For each record below, output its text exactly and skip any picture.

* * *

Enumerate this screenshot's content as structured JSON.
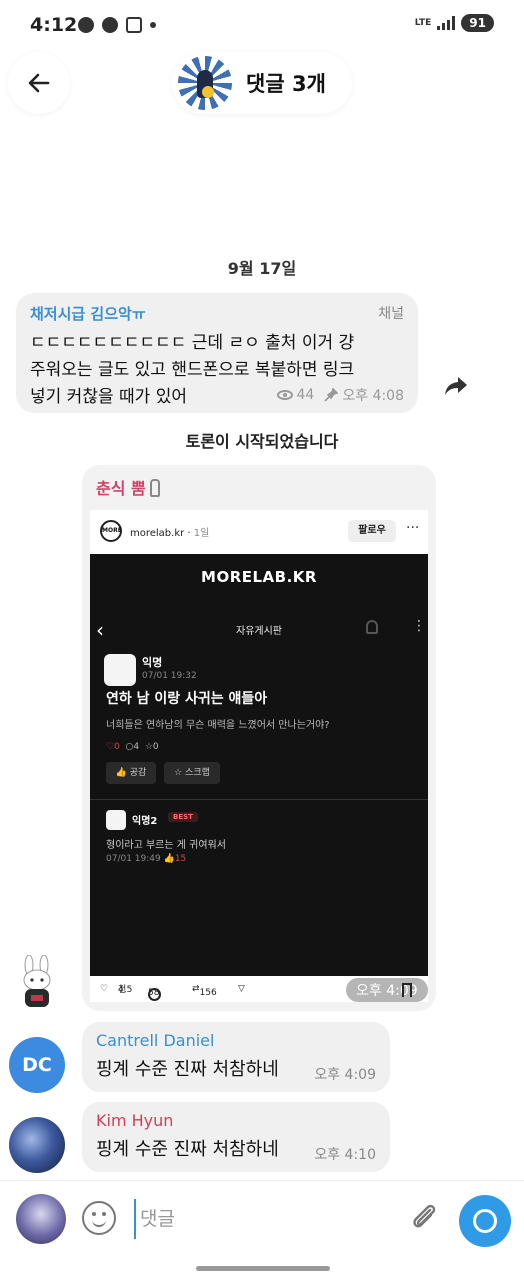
{
  "status_bar": {
    "time": "4:12",
    "network": "LTE",
    "battery": "91",
    "icons": [
      "talk-icon",
      "chatgpt-icon",
      "screen-record-icon",
      "dot-icon"
    ]
  },
  "header": {
    "title": "댓글 3개"
  },
  "date_separator": "9월 17일",
  "channel_post": {
    "sender": "채저시급 김으악ㅠ",
    "tag": "채널",
    "text": "ㄷㄷㄷㄷㄷㄷㄷㄷㄷㄷ 근데 ㄹㅇ 출처 이거 걍 주워오는 글도 있고 핸드폰으로 복붙하면 링크넣기 커찮을 때가 있어",
    "views": "44",
    "time": "오후 4:08"
  },
  "service_message": "토론이 시작되었습니다",
  "forwarded": {
    "sender": "춘식 뿜",
    "time": "오후 4:09",
    "instagram": {
      "logo_text": "MORE",
      "account": "morelab.kr",
      "age": "1일",
      "follow_label": "팔로우",
      "likes": "4.5",
      "likes_unit": "천",
      "comments": "58",
      "reposts": "156",
      "screenshot": {
        "brand": "MORELAB.KR",
        "board": "자유게시판",
        "author": "익명",
        "date": "07/01 19:32",
        "title": "연하 남 이랑 사귀는 얘들아",
        "body": "너희들은 연하남의 무슨 매력을 느꼈어서 만나는거야?",
        "like_count": "0",
        "comment_count": "4",
        "scrap_count": "0",
        "like_button": "공감",
        "scrap_button": "스크랩",
        "comment_author": "익명2",
        "best_label": "BEST",
        "comment_text": "형이라고 부르는 게 귀여워서",
        "comment_date": "07/01 19:49",
        "comment_likes": "15"
      }
    }
  },
  "messages": [
    {
      "avatar": "DC",
      "name": "Cantrell Daniel",
      "text": "핑계 수준 진짜 처참하네",
      "time": "오후 4:09",
      "name_color": "#3a8fd0"
    },
    {
      "avatar": "",
      "name": "Kim Hyun",
      "text": "핑계 수준 진짜 처참하네",
      "time": "오후 4:10",
      "name_color": "#d0405a"
    }
  ],
  "composer": {
    "placeholder": "댓글"
  },
  "colors": {
    "accent": "#2f9ae6",
    "channel_name": "#3a8fd0",
    "forwarded_name": "#d2436b",
    "bubble": "#f0f0f0"
  }
}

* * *

### THE ANSWER
Enumerate this screenshot's content as structured JSON.
{
  "status_bar": {
    "time": "4:12",
    "network": "LTE",
    "battery": "91",
    "icons": [
      "talk-icon",
      "chatgpt-icon",
      "screen-record-icon",
      "dot-icon"
    ]
  },
  "header": {
    "title": "댓글 3개"
  },
  "date_separator": "9월 17일",
  "channel_post": {
    "sender": "채저시급 김으악ㅠ",
    "tag": "채널",
    "text": "ㄷㄷㄷㄷㄷㄷㄷㄷㄷㄷ 근데 ㄹㅇ 출처 이거 걍 주워오는 글도 있고 핸드폰으로 복붙하면 링크넣기 커찮을 때가 있어",
    "views": "44",
    "time": "오후 4:08"
  },
  "service_message": "토론이 시작되었습니다",
  "forwarded": {
    "sender": "춘식 뿜",
    "time": "오후 4:09",
    "instagram": {
      "logo_text": "MORE",
      "account": "morelab.kr",
      "age": "1일",
      "follow_label": "팔로우",
      "likes": "4.5",
      "likes_unit": "천",
      "comments": "58",
      "reposts": "156",
      "screenshot": {
        "brand": "MORELAB.KR",
        "board": "자유게시판",
        "author": "익명",
        "date": "07/01 19:32",
        "title": "연하 남 이랑 사귀는 얘들아",
        "body": "너희들은 연하남의 무슨 매력을 느꼈어서 만나는거야?",
        "like_count": "0",
        "comment_count": "4",
        "scrap_count": "0",
        "like_button": "공감",
        "scrap_button": "스크랩",
        "comment_author": "익명2",
        "best_label": "BEST",
        "comment_text": "형이라고 부르는 게 귀여워서",
        "comment_date": "07/01 19:49",
        "comment_likes": "15"
      }
    }
  },
  "messages": [
    {
      "avatar": "DC",
      "name": "Cantrell Daniel",
      "text": "핑계 수준 진짜 처참하네",
      "time": "오후 4:09",
      "name_color": "#3a8fd0"
    },
    {
      "avatar": "",
      "name": "Kim Hyun",
      "text": "핑계 수준 진짜 처참하네",
      "time": "오후 4:10",
      "name_color": "#d0405a"
    }
  ],
  "composer": {
    "placeholder": "댓글"
  },
  "colors": {
    "accent": "#2f9ae6",
    "channel_name": "#3a8fd0",
    "forwarded_name": "#d2436b",
    "bubble": "#f0f0f0"
  }
}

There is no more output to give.